Just like Napier Port, the airport’s commitment to reducing the carbon footprint of its operations involves a myriad of practice changes:
• LED lighting
• Choice of construction materials throughout refurbishment
• High performance heat pump system
• Reduced fuel use
• Improved waste reduction and recycling
Such changes – and rigorous measurement of them – have established HB Airport as the first regional airport in NZ to achieve an international standard – Airport Carbon Accreditation Level 2 – as the airport moves along an externally monitored pathway to carbon neutrality.

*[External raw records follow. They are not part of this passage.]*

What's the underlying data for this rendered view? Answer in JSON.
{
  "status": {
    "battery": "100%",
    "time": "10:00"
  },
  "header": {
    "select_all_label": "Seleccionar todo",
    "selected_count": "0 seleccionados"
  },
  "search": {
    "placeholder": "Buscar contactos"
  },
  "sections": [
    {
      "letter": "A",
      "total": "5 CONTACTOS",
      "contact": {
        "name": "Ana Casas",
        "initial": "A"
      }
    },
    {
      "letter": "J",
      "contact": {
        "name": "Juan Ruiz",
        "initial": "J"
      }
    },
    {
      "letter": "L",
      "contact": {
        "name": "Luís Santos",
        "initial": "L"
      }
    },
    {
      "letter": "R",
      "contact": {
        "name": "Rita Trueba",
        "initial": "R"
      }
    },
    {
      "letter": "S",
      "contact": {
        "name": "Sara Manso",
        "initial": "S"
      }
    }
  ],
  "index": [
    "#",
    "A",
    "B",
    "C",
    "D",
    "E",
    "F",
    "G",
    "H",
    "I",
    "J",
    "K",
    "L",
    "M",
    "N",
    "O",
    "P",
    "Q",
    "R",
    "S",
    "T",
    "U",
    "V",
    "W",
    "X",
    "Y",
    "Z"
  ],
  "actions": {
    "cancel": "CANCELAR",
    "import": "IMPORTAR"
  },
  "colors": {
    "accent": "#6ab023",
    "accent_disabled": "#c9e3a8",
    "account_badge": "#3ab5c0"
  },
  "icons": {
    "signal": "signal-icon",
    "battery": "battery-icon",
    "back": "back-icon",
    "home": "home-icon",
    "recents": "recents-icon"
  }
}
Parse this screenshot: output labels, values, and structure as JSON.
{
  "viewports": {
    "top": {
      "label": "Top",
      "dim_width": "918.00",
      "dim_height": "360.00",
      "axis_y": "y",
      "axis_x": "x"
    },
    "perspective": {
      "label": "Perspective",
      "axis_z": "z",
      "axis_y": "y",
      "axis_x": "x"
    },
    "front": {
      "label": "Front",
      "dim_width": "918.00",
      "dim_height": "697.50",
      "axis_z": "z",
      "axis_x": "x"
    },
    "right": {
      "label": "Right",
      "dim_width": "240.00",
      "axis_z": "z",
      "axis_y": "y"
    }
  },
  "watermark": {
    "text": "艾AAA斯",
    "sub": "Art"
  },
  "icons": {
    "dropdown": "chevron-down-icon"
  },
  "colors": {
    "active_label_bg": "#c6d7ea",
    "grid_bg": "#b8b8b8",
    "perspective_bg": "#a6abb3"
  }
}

Beyond the ‘day-to-day’ practice improvements, the airport can fairly lay claim to the region’s most ambitious footprint-reducing project.
The airport recently completed a feasibility study and has decided to move forward to establish a 24.2 megawatt solar array. The project would be the first large-scale photovoltaic installation located on ‘airside’ land in New Zealand, enabling Hawke’s Bay Airport to be the first in NZ to be powered by solar energy.
For scale, the solar farm could produce enough electricty to power 5,000- 6,000 households a year, meeting the electicity needs of the airport itself and returning surplus electricity to the grid for sale to other on-site businesses. The project even anticipates providing the capacity to ‘charge’ the regional electric planes – now on order by Sounds Air – that will fly into Hawke’s Bay before the decade is out … requiring a 1MW charger.
HBAL chief executive, Stuart Ainslie says the solar farm is key to HBAL achieving its decarbonisation programme.
“It’s vital that Hawke’s Bay Airport work towards carbon neutrality so it can do it’s part in New Zealand reaching net zero carbon emissions by 2050. With that in mind, the solar farm will help HBAL easily achieve its goal of reaching net zero by 2030.”
[Sadly for our region, Ainslie, one of HB’s ablest CEOs, departs in December for an overseas step up.]
Not just for the biggies
These larger HB companies have the ‘luxury’ of resources to support cross-company work teams, specialist ‘sustainability’ staff and consultants.
But you don’t need to be big to be climate benevolent.
Stewart Financial Group is a good ‘small firm’ example. That investment advisory firm has installed solar panels to meet its electricity requirements, switched to EVs, added charging stations, and advises its clients on ethical investing … a key aspect of which is looking at climate change mitigation and sustainability commitments of prospect companies.
We have no doubt many other HB companies are making sustainability changes that bear on our climate crisis. BayBuzz will be reporting steadily on these and we welcome hearing about your company’s plans.
The commitment to change practices for the betterment of both the planet and the bottom-line extends to individual farmers and growers in Hawke’s Bay. Elsewhere in this magazine I report on the ambitions of local dairy farmers John and Donna Kamp to ‘grow’ soil carbon.
Their most advanced farm (in terms of regenerative practices) holds 64 tonne/ha more soil carbon than their least advanced. That converts to 235 tonnes of CO2-e, or roughly the same as a pine forest would accumulate in 8 years. The HB Future Farming Trust will be monitoring their further progress and its huge implications for pastoral farmers country-wide.
Climate commitments are promises. And promises need to be articulated with precision, their implementation then independently monitored and verified. Otherwise ‘greenwashing’ can creep in. Nick Stewart discusses this in his article.
In the examples given here, the companies involved have described the independent standards and measuring regimes they are working against and should be judged by. That provides reasonable assurance of credibility.
But we have the added benefit of them being our neighbours, operating right here in our back yard where we can see first-hand what is really going on (or not), hold their feet to the fire, and applaud or raise alarms accordingly.
And BayBuzz is committed to doing just that through our Project Net Zero. We will be seeking out examples of Hawke’s Bay companies making clear sustainability – and specifically, greenhouse gas reduction – claims. We will assess and report on those plans and then monitor progress.